• Brief
Show each line of the entries below in which the word "HVAC" appears.

App and web page records
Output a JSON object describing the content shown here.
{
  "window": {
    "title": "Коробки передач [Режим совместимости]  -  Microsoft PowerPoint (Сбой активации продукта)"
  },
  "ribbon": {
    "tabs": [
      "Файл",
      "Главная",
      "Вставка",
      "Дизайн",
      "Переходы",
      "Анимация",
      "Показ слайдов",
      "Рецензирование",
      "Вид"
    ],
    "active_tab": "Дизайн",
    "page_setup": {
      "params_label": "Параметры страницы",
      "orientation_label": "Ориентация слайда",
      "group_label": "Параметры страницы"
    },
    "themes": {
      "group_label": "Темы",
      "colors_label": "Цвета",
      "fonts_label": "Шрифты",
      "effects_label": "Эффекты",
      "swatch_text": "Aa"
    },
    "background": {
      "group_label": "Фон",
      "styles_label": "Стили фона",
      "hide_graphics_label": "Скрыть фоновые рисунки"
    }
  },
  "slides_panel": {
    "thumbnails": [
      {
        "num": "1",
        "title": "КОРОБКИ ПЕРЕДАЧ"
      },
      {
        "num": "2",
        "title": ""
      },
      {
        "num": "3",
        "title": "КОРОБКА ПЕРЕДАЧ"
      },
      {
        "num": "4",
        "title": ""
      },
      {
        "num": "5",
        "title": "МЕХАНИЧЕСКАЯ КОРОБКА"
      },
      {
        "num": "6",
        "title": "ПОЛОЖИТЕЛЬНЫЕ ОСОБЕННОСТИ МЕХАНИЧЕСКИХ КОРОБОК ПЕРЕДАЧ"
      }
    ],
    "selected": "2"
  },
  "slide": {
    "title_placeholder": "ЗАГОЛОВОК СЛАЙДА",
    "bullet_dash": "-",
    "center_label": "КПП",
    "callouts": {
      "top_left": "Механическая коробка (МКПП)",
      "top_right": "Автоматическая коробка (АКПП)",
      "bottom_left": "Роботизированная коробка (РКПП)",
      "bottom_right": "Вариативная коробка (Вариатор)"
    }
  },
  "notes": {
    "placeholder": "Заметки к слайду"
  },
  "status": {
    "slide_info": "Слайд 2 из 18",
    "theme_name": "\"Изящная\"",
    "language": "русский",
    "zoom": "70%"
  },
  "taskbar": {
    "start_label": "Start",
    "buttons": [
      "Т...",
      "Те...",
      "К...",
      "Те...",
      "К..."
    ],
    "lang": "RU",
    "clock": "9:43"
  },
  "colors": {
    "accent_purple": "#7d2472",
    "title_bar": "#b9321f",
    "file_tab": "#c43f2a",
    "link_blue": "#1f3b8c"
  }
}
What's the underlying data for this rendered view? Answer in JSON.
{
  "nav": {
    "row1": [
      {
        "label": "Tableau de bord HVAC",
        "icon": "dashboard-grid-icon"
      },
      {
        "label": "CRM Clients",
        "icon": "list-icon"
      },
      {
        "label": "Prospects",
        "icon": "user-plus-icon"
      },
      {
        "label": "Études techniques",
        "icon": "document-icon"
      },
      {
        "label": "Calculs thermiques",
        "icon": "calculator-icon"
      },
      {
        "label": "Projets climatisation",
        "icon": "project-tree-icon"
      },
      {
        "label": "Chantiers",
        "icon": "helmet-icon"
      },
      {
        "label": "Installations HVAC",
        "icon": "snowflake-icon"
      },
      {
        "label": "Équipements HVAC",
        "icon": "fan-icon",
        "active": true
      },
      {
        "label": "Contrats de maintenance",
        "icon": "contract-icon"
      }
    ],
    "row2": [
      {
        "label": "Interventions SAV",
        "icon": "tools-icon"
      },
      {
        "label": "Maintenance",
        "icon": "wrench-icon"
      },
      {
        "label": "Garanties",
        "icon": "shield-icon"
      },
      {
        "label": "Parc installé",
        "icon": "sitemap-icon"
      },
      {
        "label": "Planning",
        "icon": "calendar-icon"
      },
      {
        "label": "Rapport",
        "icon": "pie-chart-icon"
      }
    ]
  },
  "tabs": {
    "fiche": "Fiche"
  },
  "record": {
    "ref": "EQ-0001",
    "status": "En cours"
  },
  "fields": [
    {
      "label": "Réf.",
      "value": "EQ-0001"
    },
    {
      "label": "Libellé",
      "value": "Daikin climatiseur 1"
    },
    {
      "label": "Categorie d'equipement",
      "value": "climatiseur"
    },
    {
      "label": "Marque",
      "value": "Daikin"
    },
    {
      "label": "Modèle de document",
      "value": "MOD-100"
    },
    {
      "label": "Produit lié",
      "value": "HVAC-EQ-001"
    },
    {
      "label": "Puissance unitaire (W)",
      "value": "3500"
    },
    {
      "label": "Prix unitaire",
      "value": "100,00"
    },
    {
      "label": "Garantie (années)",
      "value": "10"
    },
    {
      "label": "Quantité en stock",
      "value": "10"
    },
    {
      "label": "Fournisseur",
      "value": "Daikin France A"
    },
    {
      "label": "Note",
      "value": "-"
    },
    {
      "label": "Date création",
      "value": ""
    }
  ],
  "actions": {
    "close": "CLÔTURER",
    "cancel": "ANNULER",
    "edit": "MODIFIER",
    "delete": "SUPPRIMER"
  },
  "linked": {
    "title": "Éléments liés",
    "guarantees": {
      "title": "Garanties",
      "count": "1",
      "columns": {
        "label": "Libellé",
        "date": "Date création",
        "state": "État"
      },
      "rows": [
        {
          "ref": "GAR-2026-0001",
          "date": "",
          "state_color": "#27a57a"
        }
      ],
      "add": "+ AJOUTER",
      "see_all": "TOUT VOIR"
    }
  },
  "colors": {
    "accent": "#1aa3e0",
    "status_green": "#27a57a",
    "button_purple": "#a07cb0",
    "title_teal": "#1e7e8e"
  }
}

• Solution to this task
        "label": "Tableau de bord HVAC",
        "label": "Installations HVAC",
        "label": "Équipements HVAC",
      "value": "HVAC-EQ-001"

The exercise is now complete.